*EXERCISE PROMPT:* Only lines with the word "name" are wanted; copy each of them from the listing below.

═══ DATA SHOWN ═══

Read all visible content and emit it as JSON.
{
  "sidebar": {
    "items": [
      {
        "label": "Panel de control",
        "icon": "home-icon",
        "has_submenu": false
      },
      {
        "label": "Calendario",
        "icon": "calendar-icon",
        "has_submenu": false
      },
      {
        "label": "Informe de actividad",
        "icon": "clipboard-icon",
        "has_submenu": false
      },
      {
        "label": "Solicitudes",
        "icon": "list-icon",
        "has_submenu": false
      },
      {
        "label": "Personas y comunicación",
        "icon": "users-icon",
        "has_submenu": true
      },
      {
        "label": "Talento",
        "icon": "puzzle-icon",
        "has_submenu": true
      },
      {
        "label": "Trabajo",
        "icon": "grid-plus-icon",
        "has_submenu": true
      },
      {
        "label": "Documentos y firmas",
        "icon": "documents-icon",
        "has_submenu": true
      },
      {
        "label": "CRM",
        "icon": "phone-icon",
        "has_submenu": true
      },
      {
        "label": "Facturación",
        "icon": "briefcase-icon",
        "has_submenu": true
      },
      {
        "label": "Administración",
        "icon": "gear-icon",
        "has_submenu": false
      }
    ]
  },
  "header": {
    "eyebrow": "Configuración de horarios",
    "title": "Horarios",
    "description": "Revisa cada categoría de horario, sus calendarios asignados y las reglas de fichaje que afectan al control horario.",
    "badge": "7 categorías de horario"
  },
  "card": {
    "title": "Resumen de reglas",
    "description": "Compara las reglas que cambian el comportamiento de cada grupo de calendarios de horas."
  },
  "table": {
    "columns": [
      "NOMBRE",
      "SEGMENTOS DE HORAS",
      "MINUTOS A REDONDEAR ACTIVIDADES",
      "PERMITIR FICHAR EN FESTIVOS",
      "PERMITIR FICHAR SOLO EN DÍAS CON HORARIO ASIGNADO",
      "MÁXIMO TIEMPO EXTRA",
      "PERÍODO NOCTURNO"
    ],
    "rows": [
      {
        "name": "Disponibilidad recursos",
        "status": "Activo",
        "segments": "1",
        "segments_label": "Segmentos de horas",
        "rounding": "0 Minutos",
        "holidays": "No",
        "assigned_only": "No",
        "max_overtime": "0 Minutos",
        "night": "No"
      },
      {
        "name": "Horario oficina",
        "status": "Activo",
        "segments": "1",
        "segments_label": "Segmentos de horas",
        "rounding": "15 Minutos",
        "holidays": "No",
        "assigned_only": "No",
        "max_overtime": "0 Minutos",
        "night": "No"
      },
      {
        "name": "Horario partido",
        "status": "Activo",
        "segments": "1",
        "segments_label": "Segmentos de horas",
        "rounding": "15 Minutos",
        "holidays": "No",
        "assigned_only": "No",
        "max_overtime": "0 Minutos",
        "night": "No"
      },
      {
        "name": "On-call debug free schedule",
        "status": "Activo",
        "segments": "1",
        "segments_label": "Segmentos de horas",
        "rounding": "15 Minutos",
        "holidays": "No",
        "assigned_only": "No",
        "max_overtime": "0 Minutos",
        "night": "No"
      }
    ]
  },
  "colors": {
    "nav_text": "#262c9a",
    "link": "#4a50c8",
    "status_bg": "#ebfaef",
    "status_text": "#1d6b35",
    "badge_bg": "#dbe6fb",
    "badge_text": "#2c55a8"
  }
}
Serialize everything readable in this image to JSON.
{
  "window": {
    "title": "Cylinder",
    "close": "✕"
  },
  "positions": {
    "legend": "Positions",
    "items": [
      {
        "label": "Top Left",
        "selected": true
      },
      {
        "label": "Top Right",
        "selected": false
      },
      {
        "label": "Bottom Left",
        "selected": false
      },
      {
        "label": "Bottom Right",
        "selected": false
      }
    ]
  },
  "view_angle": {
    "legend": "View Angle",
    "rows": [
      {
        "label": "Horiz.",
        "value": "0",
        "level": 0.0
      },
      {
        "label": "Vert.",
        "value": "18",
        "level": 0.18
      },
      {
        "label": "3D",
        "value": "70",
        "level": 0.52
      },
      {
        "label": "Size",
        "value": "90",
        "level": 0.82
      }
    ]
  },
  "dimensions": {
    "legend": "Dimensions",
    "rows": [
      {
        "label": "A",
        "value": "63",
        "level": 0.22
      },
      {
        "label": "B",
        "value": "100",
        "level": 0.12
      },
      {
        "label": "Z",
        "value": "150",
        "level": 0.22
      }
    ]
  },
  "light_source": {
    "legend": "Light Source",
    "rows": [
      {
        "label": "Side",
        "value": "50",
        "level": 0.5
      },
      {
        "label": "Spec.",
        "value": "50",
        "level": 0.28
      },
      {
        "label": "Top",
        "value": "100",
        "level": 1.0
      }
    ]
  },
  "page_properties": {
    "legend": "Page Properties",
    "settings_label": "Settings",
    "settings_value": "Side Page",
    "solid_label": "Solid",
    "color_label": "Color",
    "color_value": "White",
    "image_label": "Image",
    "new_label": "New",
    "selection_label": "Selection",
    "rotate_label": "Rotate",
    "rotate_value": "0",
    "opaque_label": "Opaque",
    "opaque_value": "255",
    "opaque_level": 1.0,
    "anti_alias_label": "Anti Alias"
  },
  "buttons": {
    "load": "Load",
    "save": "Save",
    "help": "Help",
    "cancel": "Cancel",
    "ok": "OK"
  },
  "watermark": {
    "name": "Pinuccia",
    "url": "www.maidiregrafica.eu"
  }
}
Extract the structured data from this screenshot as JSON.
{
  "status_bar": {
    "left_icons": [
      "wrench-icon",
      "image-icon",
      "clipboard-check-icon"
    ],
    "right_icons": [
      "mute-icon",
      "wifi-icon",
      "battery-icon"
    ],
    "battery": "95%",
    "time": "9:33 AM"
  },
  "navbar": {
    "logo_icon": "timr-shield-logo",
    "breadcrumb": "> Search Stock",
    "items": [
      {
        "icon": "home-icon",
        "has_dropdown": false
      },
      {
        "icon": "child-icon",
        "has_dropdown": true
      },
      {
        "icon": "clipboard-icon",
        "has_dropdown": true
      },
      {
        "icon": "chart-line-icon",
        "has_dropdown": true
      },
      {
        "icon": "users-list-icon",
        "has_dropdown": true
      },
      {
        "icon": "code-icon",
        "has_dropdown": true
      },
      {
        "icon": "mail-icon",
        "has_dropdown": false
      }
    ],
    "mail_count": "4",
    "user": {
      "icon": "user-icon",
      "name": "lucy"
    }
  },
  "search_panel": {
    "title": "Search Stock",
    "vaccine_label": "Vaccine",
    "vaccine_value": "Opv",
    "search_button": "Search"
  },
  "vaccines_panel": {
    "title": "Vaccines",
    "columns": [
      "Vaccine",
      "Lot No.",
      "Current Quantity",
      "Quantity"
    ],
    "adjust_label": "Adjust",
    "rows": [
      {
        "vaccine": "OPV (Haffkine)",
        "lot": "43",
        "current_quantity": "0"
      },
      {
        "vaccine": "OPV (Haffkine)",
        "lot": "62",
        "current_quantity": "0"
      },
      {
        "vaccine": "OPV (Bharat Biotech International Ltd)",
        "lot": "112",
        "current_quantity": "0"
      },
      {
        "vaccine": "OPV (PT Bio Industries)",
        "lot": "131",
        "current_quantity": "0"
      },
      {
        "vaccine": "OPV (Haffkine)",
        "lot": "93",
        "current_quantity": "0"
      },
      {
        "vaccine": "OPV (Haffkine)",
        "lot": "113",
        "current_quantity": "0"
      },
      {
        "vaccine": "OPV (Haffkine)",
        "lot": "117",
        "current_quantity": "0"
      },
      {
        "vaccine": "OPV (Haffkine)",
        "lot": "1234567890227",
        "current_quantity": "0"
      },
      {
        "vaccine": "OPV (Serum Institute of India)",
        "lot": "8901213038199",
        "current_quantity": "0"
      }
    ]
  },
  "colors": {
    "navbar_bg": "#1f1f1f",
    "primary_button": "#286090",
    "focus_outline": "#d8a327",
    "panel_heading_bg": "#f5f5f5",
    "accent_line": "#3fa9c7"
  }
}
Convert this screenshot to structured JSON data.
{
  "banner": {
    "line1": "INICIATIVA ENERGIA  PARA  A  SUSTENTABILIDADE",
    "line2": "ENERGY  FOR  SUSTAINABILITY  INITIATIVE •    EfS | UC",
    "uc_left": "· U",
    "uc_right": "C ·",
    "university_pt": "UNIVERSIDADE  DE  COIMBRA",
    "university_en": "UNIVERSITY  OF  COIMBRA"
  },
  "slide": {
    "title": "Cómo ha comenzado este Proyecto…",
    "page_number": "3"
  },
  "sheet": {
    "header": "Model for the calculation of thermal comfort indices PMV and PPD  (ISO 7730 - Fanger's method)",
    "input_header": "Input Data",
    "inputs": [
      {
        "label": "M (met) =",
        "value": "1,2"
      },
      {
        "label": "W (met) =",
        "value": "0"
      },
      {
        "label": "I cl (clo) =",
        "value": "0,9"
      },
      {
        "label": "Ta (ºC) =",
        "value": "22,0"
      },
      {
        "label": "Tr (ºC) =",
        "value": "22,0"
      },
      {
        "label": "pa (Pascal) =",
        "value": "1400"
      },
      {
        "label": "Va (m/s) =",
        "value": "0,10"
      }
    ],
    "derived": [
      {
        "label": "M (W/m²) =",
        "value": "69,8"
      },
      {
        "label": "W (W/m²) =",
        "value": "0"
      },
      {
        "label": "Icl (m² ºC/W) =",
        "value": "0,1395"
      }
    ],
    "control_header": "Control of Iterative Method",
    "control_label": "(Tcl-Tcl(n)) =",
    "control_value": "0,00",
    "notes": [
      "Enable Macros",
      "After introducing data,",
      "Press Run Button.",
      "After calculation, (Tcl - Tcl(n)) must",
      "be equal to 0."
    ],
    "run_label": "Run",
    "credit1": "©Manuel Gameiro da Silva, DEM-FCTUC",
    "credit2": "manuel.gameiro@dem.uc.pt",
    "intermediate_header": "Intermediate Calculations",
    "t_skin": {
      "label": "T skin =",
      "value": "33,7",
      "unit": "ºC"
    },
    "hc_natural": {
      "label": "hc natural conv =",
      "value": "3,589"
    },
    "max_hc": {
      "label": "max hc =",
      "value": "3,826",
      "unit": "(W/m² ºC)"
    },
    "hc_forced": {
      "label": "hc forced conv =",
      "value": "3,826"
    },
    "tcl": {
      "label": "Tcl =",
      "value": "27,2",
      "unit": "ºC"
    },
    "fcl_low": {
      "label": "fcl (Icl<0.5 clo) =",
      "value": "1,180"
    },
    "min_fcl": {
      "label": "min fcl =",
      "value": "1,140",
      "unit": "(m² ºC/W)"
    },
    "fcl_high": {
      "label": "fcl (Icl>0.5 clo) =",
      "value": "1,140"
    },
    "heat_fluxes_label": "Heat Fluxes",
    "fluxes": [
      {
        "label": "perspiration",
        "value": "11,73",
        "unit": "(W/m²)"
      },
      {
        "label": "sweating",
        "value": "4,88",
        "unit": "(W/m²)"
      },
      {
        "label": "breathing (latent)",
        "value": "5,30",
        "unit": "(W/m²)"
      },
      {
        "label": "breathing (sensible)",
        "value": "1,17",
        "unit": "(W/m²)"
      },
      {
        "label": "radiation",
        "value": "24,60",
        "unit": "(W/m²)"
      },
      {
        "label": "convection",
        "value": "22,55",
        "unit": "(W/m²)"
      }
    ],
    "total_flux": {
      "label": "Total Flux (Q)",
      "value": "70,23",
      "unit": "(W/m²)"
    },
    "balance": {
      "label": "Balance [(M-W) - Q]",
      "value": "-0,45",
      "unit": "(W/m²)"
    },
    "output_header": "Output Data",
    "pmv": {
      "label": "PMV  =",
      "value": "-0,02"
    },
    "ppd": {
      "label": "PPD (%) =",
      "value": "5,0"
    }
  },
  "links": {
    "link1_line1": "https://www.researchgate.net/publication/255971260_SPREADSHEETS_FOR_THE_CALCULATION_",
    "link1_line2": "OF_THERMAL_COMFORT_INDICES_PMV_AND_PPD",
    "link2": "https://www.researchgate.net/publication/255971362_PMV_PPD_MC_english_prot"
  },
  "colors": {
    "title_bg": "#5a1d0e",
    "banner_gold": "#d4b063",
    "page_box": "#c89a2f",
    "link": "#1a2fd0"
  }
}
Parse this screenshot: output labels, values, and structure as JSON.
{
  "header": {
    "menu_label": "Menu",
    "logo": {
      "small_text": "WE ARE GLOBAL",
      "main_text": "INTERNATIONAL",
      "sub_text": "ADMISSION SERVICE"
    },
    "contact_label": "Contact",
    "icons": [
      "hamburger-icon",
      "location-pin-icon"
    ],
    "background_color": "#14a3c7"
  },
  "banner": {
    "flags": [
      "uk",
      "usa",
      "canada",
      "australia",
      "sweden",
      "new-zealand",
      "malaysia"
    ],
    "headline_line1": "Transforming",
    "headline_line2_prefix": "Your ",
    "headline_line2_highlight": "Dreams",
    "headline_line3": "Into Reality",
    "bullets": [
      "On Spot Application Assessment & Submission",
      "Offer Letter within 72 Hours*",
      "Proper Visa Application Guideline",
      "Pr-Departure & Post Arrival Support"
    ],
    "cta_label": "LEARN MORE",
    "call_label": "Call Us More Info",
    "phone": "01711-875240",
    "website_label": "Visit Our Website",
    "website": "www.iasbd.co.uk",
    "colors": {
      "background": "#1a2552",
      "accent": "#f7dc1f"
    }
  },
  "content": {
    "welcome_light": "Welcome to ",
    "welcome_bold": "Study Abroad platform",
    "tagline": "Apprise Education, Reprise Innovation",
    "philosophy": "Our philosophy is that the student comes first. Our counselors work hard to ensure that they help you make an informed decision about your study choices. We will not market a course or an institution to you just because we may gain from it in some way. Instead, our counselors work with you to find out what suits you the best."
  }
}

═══

*ANSWER:*
        "name": "Disponibilidad recursos",
        "name": "Horario oficina",
        "name": "Horario partido",
        "name": "On-call debug free schedule",
    "name": "Pinuccia",
      "name": "lucy"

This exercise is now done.